The precision provided by fibre lasers is particularly useful for manufacturers switching to electric and lightweight vehicle designs. Significant weight reduction is achieved by minimising the size of flanges via fibre laser welding, while the safe engineering of batteries is enabled by wobble-beam fibre welding.
Key players developing fibre lasers for automotive manufacturing include Trumpf and IPG Photonics. While laser processing is less common in the aerospace industry, activities such as the Innovate UK Oliver project that explores game-changing technologies for aerospace aim to improve this with support from IPG Photonics. 94.6% of the $1.409 billion revenue IPG Photonics reported for 2017 originated from material processing. End-users of IPG Photonics fiber lasers include Volkswagen, BMW, Ford and Boeing.
Inside a fibre laser, rare-earth metal elements doped into an optical fibre function as the gain medium and determine the infra-red output wavelength. Fibre lasers can easily achieve average output power in the range of 1W to >10kW, or function as ultrafast pulsed energy sources. Many fibre-based machines utilize back reflection protection protocols for optimized processing of reflective metals.
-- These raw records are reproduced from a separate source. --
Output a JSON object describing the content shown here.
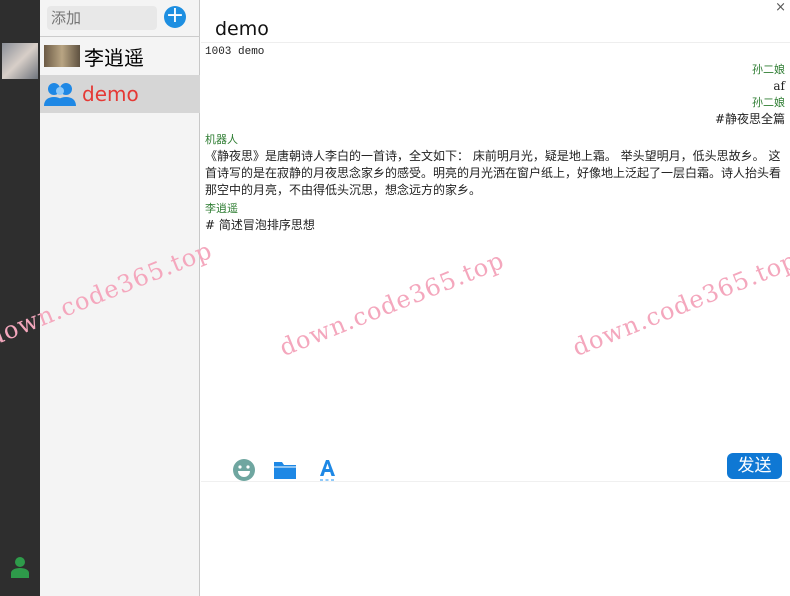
{
  "sidebar": {
    "search_placeholder": "添加",
    "add_label": "+"
  },
  "contacts": [
    {
      "name": "李逍遥"
    },
    {
      "name": "demo"
    }
  ],
  "chat": {
    "title": "demo",
    "close": "×",
    "system_line": "1003 demo",
    "messages": [
      {
        "sender": "孙二娘",
        "text": "af",
        "side": "right"
      },
      {
        "sender": "孙二娘",
        "text": "#静夜思全篇",
        "side": "right"
      },
      {
        "sender": "机器人",
        "text": "《静夜思》是唐朝诗人李白的一首诗，全文如下： 床前明月光，疑是地上霜。 举头望明月，低头思故乡。 这首诗写的是在寂静的月夜思念家乡的感受。明亮的月光洒在窗户纸上，好像地上泛起了一层白霜。诗人抬头看那空中的月亮，不由得低头沉思，想念远方的家乡。",
        "side": "left"
      },
      {
        "sender": "李逍遥",
        "text": "# 简述冒泡排序思想",
        "side": "left"
      }
    ],
    "send_label": "发送"
  },
  "watermark": "down.code365.top"
}
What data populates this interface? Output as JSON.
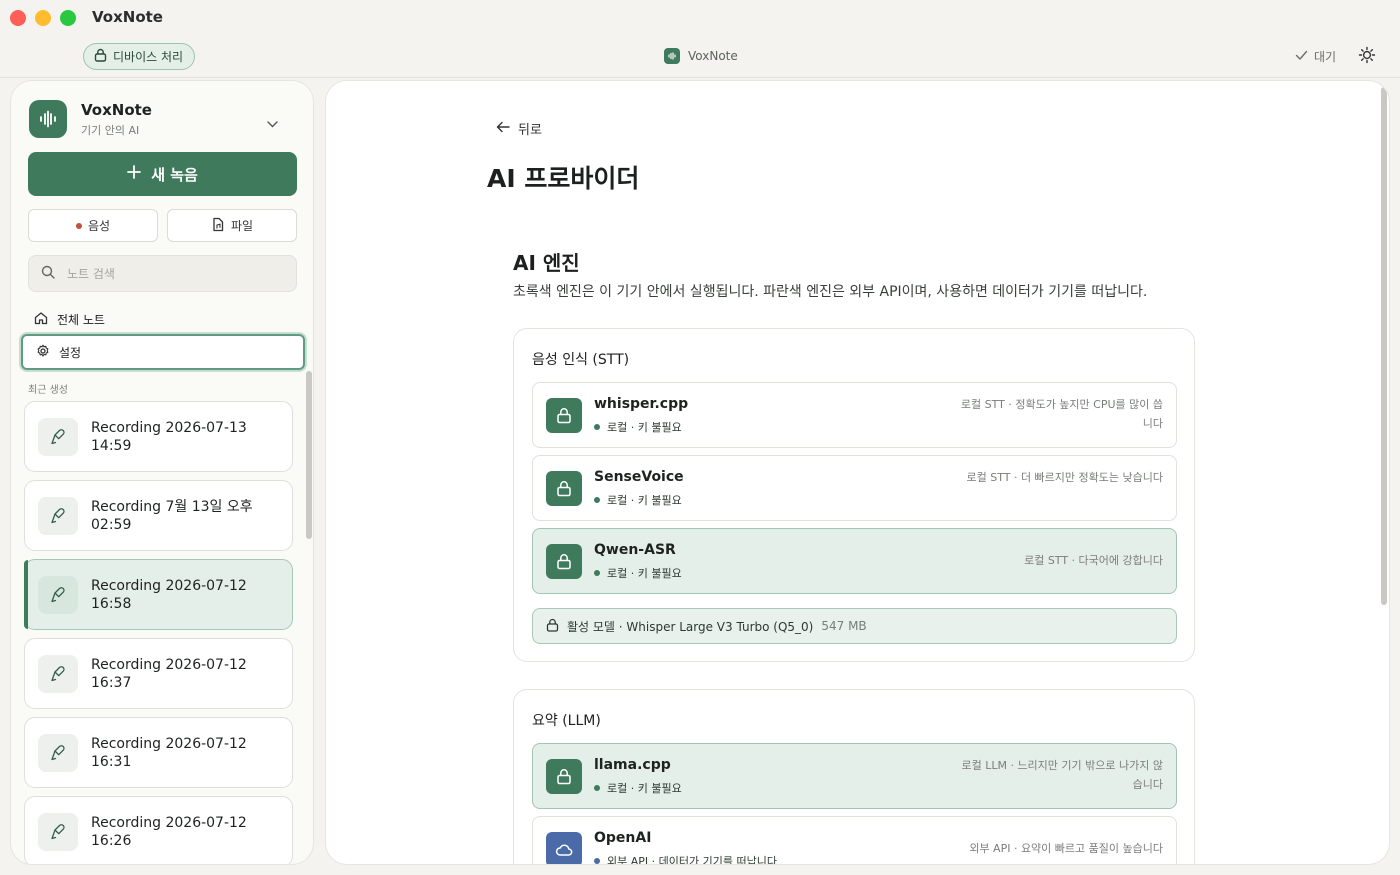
{
  "window": {
    "title": "VoxNote"
  },
  "toolbar": {
    "device_pill": "디바이스 처리",
    "center_brand": "VoxNote",
    "status": "대기"
  },
  "sidebar": {
    "workspace_name": "VoxNote",
    "workspace_sub": "기기 안의 AI",
    "new_recording": "새 녹음",
    "voice_label": "음성",
    "file_label": "파일",
    "search_placeholder": "노트 검색",
    "nav_all": "전체 노트",
    "nav_settings": "설정",
    "recent_label": "최근 생성",
    "recordings": [
      {
        "title": "Recording 2026-07-13 14:59",
        "active": false
      },
      {
        "title": "Recording 7월 13일 오후 02:59",
        "active": false
      },
      {
        "title": "Recording 2026-07-12 16:58",
        "active": true
      },
      {
        "title": "Recording 2026-07-12 16:37",
        "active": false
      },
      {
        "title": "Recording 2026-07-12 16:31",
        "active": false
      },
      {
        "title": "Recording 2026-07-12 16:26",
        "active": false
      }
    ]
  },
  "main": {
    "back_label": "뒤로",
    "page_title": "AI 프로바이더",
    "section_title": "AI 엔진",
    "section_desc": "초록색 엔진은 이 기기 안에서 실행됩니다. 파란색 엔진은 외부 API이며, 사용하면 데이터가 기기를 떠납니다.",
    "stt": {
      "title": "음성 인식 (STT)",
      "engines": [
        {
          "name": "whisper.cpp",
          "tag": "로컬 · 키 불필요",
          "note": "로컬 STT · 정확도가 높지만 CPU를 많이 씁니다",
          "active": false
        },
        {
          "name": "SenseVoice",
          "tag": "로컬 · 키 불필요",
          "note": "로컬 STT · 더 빠르지만 정확도는 낮습니다",
          "active": false
        },
        {
          "name": "Qwen-ASR",
          "tag": "로컬 · 키 불필요",
          "note": "로컬 STT · 다국어에 강합니다",
          "active": true
        }
      ],
      "active_model_label": "활성 모델 · Whisper Large V3 Turbo (Q5_0)",
      "active_model_size": "547 MB"
    },
    "llm": {
      "title": "요약 (LLM)",
      "engines": [
        {
          "name": "llama.cpp",
          "tag": "로컬 · 키 불필요",
          "note": "로컬 LLM · 느리지만 기기 밖으로 나가지 않습니다",
          "active": true
        },
        {
          "name": "OpenAI",
          "tag": "외부 API · 데이터가 기기를 떠납니다",
          "note": "외부 API · 요약이 빠르고 품질이 높습니다",
          "active": false
        }
      ]
    }
  },
  "colors": {
    "accent": "#3f7a5c",
    "external": "#4a6aa8",
    "recording_dot": "#c0533b"
  }
}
Technical advances and price reduction in fibre laser systems have also led to their utilisation in 3D printers for metal deposition, which are primarily targeted at the aerospace industry. Products available range from metal printers using powder bed fusion processes to those employing wire-fed deposition. The latter enables dual functionality in additive manufacturing and laser brazing. Examples of cost-effective, fibre-based 3D printers include those offered by Xact Metal (USA), which spun out from Penn State University & established itself as a new player in the 3D printer market in 2017. Xact's selective laser melting machines can print several metals including aluminium, titanium, stainless steel & superalloys. The key innovation is the patented gantry system with lightweight mirrors that move the laser beam in X-Y motion. The absence of complex optics present in conventional metal printers reduces system cost.
An analysis of these technologies and markets is available in a report titled Fibre Lasers 2018-2028: Technologies, Opportunities, Markets & Forecasts, which was recently published by the British technology consulting company IDTechEx.
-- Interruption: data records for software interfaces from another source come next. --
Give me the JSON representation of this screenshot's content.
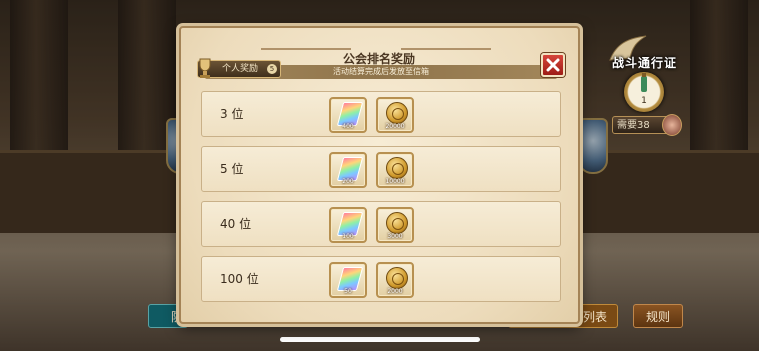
{
  "dialog": {
    "title": "公会排名奖励",
    "subtitle": "活动结算完成后发放至信箱",
    "tab_label": "个人奖励",
    "tab_count": "5",
    "close_label": "×"
  },
  "rewards": [
    {
      "rank": "3 位",
      "crystal_qty": "400",
      "coin_qty": "20000"
    },
    {
      "rank": "5 位",
      "crystal_qty": "200",
      "coin_qty": "10000"
    },
    {
      "rank": "40 位",
      "crystal_qty": "100",
      "coin_qty": "3000"
    },
    {
      "rank": "100 位",
      "crystal_qty": "50",
      "coin_qty": "2000"
    }
  ],
  "hud": {
    "pass_title": "战斗通行证",
    "pass_level": "1",
    "pass_tag": "需要38"
  },
  "bottom": {
    "left_button": "防",
    "mid_button": "列表",
    "rules_button": "规则"
  },
  "colors": {
    "close_red": "#c8352b",
    "panel_bg": "#efe1c4",
    "accent_gold": "#b79050"
  }
}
The report provides an independent assessment of fibre laser innovations that will have a major impact on the automotive and aerospace industries within the next decade. It also contains company profiles and product overviews of 22 fibre laser suppliers, which includes all major fibre laser suppliers based in Europe, USA and Asia. IDTechEx forecast the global fibre laser market to reach a size of $8.9 billion in 2028.